Foyle: There’s some potential for jealousy. When you start to look at the landscape, not everybody gets a multimillion-dollar contract with Nike
But players can sign cards and make appearances. There may be small opportunities to go into their local neighborhoods and get access to some chance they never had before. There will be bruised feelings, but ultimately, the players are going to be able to handle these situations.
‘You can’t wait until you get to the NBA and have $1 million in your hands to figure out finance.’
MarketWatch: What are other possible risks that come along with these rule changes?
Ezeli: [The old rules] tried to level the playing field. Now you’re going to see the schools with the best amenities, the most resources, money and fans, have a greater ability to market their athletes.
The University of Texas at Austin changed their recruiting tools and their slogan to “the best place to go to work on your personal brand.” Now it’s about how schools are going to help athletes get paid. That might be a drawback. Schools might start recruiting differently based on your social media followers as opposed to how good you are at the sport. The athlete could bring more money to school that way.
With everything good comes some bad.
MarketWatch: Adonal, you wrote a book about pro athletes and money management called “Winning the Money Game.” Can you talk about how college athletes gaining the ability to make money could be risky, and how they might want to apply some of the lessons you mentioned in your book?

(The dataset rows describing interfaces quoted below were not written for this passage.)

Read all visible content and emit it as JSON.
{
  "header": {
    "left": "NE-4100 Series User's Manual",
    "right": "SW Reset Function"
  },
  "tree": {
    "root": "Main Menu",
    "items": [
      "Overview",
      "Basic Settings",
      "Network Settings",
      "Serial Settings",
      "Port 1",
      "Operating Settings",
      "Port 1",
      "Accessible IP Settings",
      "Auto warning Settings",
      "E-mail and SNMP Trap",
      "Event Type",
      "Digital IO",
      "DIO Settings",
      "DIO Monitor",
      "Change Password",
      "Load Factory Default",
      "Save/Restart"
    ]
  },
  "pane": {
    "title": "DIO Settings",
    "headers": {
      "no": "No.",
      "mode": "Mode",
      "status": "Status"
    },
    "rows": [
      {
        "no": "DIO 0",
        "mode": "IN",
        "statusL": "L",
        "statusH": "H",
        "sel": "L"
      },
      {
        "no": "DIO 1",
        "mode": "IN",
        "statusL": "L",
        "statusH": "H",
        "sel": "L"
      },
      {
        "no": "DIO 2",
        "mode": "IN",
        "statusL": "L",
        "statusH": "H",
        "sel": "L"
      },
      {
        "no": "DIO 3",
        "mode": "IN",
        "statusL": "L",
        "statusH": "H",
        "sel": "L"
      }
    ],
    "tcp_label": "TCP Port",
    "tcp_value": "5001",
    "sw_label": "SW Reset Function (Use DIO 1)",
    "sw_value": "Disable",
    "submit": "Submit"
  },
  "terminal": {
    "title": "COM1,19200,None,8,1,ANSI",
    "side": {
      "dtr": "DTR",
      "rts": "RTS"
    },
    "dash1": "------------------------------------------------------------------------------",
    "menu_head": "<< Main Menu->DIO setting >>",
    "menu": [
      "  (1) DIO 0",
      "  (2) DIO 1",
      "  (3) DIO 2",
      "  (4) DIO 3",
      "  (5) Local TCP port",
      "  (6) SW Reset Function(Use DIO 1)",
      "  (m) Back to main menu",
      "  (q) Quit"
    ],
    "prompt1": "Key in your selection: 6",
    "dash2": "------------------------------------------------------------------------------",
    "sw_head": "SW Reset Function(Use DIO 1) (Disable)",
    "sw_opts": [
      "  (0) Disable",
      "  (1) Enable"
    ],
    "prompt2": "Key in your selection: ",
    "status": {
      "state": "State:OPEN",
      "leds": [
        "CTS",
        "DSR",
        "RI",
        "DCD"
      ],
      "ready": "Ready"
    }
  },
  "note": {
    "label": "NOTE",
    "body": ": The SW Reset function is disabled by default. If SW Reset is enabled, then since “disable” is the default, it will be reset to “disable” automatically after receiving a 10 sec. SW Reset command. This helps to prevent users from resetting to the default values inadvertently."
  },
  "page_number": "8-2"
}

Foyle: What better place than college for players to learn how to manage money? Where else would you teach it? The college system has a unique opportunity. This is the time to put a financial program in place to look at this issue and discuss it in an academic setting.
You can’t wait until you get to the NBA and have $1 million in your hands to figure out finance.
MarketWatch: What’s next for the NCAA?
Ezeli: I definitely don’t have the answer. Who’s going to control how much money the athletes will make? They’re on all the different social media: YouTube
How do you monitor all of it?
It’s going to take a whole new section of authority, a new branch to monitor who’s getting paid and how. Players will need to be educated on taxes and legalities. The gambling thing comes into play as well. It’s a whole lot more to monitor. I definitely don’t want to be the NCAA now.
Foyle: The NCAA system is broken. We know that the majority of sports in this country don’t make a lot of money. Most of the money comes from football and basketball, which are played by predominantly Black and brown athletes. Fifty-six percent of NCAA athletes are white, but Black and brown athletes bring in a majority of the money in the collegiate ranks. Athletes were not allowed to get any of the $18.9 billion in NCAA revenue in 2019.
There are inherent disparities in the system. That needs to change to make sure we don’t exploit athletes. There’s no other system in the world where the governing body is a 501(c)(3) [nonprofit], coaches make millions of dollars and have contractual agreements with universities, and the players get nothing.
If a kid comes from an inner city, college gives them a chance. Sometimes they get hurt and lose their opportunity and they get cut. How is that a fair system when you can still end up not getting that degree? A life-changing experience can easily be taken away.
We need to continue to make changes. More has to be done. We have to get to the point where athletes can have access to workers’ compensation and collectively bargain.
Ultimately, athletes are being used for their labor. As such, they should be paid for the work they do … especially given the financial return those programs receive as a result of that labor.